“The Arnetts were theological trainers who knew well the importance of contextualizing our training approaches,” Lawless said. “We will miss them greatly, but their influence will continue for generations.”

IMB missionary Kathy Arnett leaves the chief’s palace with Chief George, a lab tech at the Baptist Medical Centre. A delegation of IMB missionaries greeted the Nayiri at his palace in the center of Nalerigu, Ghana.
Nayiri Naa Bohagu Mahami Abdulai, is the paramount chief of the Mamprusi people group. When his father was paramount chief he was instrumental in providing land for the Baptist Medical Centre’s construction in the late 1950s.


In the preface to his doctoral dissertation at The Southern Baptist Theological Seminary, which later became the book Pentecostalization: The Evolution of Baptists in Africa, Arnett wrote that he discovered through his study “that my missiology, birthed in the crucible of practice, holds up in the heat of academic inquiry. Indeed, I have adjusted and strengthened my thinking, but the foundation stands firm.”

“Many students begin their doctoral studies with a dissertation topic in mind. I did not. About two years into the program, I encountered a word in an obscure article that caught my attention —pentecostalization. The term captured that which I had observed among West African Baptists. Thus, the quest began, the quest of placing the pentecostalization of Baptists in the crucible of academic inquiry. And, it has been an insightful and enjoyable quest.”

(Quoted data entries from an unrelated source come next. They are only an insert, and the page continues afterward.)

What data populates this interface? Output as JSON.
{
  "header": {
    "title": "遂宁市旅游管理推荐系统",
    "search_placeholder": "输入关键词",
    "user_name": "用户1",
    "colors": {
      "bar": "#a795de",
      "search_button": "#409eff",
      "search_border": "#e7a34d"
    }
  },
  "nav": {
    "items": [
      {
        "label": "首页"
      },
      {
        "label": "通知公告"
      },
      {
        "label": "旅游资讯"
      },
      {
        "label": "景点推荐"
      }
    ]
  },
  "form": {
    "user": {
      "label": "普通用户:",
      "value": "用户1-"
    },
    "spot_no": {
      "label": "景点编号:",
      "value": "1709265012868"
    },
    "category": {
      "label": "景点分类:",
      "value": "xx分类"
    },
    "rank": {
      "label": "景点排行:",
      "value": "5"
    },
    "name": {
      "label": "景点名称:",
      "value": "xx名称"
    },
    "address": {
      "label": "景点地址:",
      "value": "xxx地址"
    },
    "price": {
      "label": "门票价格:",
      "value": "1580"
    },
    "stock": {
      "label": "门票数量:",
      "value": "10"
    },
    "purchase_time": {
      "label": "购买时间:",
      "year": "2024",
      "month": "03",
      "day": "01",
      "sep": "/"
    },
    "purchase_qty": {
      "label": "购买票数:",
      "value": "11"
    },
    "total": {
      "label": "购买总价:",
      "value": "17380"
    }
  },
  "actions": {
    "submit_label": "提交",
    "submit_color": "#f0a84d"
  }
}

Arnett added that “God called me to missions and gave the faculty of scholarship. My insatiable desire for understanding comes from Him. Thank you for your goodness and mercy that makes all this possible.”

The Arnetts are survived by two grown daughters, Bevin Wyrick and Jillian Cavness. Visitation is planned for Thursday, March 29, from 4-7 p.m. at Gorman-Scharpf Funeral Home in Springfield, Missouri. A memorial service is planned for Friday, March 30, at 10 a.m. at First Baptist Church in Springfield with a graveside service to follow. The daughters plan to honor their parents by wearing African clothing to the funeral and invite others to also wear African clothing, if they feel led.

Julie McGowan is public relations manager for the IMB.